ACTIVITY -
Report how many lines in the records below hold "illustration", with no other output.

MATERIAL FOR THIS EXERCISE -

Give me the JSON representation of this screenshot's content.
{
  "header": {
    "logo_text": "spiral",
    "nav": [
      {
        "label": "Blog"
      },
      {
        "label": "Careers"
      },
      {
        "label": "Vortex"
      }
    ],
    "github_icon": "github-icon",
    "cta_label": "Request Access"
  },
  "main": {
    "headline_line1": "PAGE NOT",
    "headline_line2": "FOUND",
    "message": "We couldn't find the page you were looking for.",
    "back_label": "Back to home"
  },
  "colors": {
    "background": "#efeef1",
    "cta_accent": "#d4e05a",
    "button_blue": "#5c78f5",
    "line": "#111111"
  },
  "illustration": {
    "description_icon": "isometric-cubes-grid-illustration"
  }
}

TASK SOLUTION -
2